So what would it take for a positive value Powerball? It would take a bit of algebra!
A $2 ticket grants a 1 in 292,201,338 chance of winning, so the expected first prize should be
Unfortunately, even without state tax you would pay federal income taxes of 39.6% which means that your expected winnings will have to total
You’ll expect to share the prize, so
Assuming all tickets are independent:
Finally, we’ll use my linear model for the expected number of tickets.
The two mega-jackpots this month generated at least 100 news items (as counted by Google) between them, so we’ll assume 50 news stories for our presumed titanojackpot. This means a jackpot of $4.1 billion, which would provide break even value for each of the 950 million tickets sold!

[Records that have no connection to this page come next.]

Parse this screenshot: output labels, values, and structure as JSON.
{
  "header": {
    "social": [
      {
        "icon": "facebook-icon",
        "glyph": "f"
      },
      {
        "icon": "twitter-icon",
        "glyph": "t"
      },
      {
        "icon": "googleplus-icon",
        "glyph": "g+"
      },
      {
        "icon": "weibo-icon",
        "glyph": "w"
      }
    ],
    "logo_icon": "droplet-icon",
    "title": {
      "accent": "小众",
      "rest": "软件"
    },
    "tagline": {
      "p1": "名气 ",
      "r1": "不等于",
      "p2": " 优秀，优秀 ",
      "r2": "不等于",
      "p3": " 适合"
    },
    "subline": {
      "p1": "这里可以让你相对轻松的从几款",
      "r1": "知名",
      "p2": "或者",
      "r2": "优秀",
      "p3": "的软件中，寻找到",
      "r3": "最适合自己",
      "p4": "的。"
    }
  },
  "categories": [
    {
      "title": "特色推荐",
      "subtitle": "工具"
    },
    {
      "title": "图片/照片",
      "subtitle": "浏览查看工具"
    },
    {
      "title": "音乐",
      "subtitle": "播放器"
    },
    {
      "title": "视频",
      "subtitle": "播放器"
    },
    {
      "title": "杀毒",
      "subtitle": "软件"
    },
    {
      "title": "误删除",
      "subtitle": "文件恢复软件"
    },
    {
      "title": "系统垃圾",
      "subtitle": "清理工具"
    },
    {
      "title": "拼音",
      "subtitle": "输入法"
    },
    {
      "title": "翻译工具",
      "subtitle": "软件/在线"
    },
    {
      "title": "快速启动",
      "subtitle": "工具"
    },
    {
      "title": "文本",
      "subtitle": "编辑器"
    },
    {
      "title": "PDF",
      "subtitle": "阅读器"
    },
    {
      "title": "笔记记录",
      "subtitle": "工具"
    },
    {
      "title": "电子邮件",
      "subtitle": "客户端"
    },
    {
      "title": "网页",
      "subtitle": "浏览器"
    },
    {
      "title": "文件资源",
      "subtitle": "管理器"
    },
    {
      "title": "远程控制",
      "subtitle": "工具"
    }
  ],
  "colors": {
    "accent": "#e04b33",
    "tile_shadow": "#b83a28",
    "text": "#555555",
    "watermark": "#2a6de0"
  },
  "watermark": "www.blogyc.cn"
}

Don’t hold your breath. Assuming that the government reinvests 80% of revenue (it doesn’t) and that it won’t change the rules along the way (it will), the chances of a run of jackpots going from $40 million to $4.1 billion with no winner along the way are 1 in 160,000. That means that we can expect the first positive-value Powerball to happen in the year 15,692 AD! And when we get there, we’ll find that some hedge fundies have bought all the tickets beforehand.